Description BIRAX
Geographic Reach Europe 
Policy Influence Type Membership of a guideline committee
Description Bristol review
Geographic Reach National 
Policy Influence Type Participation in a advisory committee
Description BIRAX grant 
Organisation Hebrew University of Jerusalem
Country Israel 
Sector Academic/University 
PI Contribution expertise in stem cell biology
Collaborator Contribution expertise in vascular biology
Impact Grant from BIRAX
Start Year 2013
Description Disc1 
Organisation University of Edinburgh

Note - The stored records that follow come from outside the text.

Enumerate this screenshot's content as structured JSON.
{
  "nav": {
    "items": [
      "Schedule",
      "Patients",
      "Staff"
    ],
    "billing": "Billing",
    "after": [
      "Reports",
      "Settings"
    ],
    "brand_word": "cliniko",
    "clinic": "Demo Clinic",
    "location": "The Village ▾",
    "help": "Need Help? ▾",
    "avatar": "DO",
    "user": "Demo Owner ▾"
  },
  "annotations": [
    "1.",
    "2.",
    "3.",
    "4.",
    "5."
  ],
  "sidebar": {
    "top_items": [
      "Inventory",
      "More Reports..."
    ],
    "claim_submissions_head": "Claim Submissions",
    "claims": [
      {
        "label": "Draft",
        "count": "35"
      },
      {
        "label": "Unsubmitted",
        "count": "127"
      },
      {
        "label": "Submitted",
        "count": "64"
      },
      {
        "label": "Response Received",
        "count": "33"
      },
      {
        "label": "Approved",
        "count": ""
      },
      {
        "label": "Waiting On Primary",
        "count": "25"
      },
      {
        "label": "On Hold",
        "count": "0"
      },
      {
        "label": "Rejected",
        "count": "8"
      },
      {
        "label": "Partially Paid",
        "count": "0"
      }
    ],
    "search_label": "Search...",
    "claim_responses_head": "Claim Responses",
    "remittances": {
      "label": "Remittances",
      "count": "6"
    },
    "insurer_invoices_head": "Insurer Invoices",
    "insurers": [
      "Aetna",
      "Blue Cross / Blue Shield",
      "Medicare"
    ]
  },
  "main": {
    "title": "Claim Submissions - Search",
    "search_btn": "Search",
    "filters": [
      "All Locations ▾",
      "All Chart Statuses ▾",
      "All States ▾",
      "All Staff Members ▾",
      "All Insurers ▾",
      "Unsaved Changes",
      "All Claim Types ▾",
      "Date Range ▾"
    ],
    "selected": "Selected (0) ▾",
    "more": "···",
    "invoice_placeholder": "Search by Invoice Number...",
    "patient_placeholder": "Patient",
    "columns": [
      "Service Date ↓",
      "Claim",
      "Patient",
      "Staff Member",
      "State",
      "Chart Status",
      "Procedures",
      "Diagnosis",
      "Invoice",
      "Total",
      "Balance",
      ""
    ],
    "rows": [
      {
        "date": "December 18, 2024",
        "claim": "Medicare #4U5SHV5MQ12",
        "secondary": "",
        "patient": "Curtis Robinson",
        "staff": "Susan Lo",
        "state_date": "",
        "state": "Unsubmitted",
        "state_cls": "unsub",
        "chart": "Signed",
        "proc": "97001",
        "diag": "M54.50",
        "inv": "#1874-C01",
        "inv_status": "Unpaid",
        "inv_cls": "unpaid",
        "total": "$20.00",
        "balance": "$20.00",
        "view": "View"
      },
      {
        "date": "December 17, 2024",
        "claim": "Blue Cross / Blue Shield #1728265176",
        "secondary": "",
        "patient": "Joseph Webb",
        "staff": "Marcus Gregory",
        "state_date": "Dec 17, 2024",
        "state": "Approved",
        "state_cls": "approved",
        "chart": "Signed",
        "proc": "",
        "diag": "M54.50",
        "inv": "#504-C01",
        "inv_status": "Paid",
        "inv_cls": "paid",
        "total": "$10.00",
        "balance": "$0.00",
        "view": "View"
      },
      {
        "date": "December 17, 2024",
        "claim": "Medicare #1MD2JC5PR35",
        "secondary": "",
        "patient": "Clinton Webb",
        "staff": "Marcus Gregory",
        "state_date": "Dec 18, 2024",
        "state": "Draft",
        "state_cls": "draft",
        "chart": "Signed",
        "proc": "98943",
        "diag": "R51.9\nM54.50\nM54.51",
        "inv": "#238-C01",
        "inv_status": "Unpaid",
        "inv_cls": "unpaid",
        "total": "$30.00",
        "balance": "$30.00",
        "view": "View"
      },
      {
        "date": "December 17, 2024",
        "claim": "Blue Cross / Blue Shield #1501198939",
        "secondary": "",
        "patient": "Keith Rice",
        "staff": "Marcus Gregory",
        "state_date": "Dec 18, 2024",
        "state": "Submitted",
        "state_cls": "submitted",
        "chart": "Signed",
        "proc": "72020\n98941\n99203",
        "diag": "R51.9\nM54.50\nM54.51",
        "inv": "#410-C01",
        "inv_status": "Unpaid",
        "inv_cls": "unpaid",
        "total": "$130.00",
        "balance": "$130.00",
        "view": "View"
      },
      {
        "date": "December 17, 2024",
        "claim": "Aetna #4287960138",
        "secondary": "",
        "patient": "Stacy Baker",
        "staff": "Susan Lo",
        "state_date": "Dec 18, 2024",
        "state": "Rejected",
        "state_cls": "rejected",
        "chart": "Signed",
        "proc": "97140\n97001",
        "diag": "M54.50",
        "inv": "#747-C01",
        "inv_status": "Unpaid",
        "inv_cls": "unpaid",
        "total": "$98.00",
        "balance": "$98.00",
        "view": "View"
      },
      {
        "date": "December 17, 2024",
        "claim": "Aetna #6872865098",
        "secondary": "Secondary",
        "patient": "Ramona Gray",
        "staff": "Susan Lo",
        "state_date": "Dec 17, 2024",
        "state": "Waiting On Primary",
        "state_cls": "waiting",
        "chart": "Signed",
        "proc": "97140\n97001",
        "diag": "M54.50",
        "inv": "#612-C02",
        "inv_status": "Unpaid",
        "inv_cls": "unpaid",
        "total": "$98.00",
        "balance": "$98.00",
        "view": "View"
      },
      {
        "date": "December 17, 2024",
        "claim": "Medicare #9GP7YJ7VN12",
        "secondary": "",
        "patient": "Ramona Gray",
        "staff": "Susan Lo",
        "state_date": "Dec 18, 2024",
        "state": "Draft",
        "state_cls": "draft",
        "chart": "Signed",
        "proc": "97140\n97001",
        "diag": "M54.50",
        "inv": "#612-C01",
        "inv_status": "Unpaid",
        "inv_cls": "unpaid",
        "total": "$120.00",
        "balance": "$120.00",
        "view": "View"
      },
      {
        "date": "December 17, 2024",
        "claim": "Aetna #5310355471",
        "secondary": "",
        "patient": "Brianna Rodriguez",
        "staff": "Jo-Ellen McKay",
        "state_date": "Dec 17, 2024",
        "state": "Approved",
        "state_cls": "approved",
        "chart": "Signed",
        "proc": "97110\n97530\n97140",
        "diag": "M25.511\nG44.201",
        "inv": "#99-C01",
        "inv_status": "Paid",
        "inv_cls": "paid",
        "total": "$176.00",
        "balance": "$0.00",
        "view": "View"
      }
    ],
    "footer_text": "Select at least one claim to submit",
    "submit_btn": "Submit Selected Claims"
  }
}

Department School of Molecular Medicine Edinburgh
Country United Kingdom 
Sector Academic/University 
PI Contribution Expertise in neurogenesis
Collaborator Contribution Expertise in schizophrenia
Impact Paper
Start Year 2010
Description yale 
Organisation Yale University
Department School of Medicine
Country United States 
Sector Academic/University 
PI Contribution Expertise in stem cell biology and extracellular matrix
Collaborator Contribution expertise in vascular biology and stroke models
Impact Grant from NIH
Start Year 2014
Description Cheltenham Science festival 
Form Of Engagement Activity A talk or presentation
Part Of Official Scheme? Yes
Geographic Reach Regional
Primary Audience Public/other audiences
Results and Impact Questions afterwards

Year(s) Of Engagement Activity 2014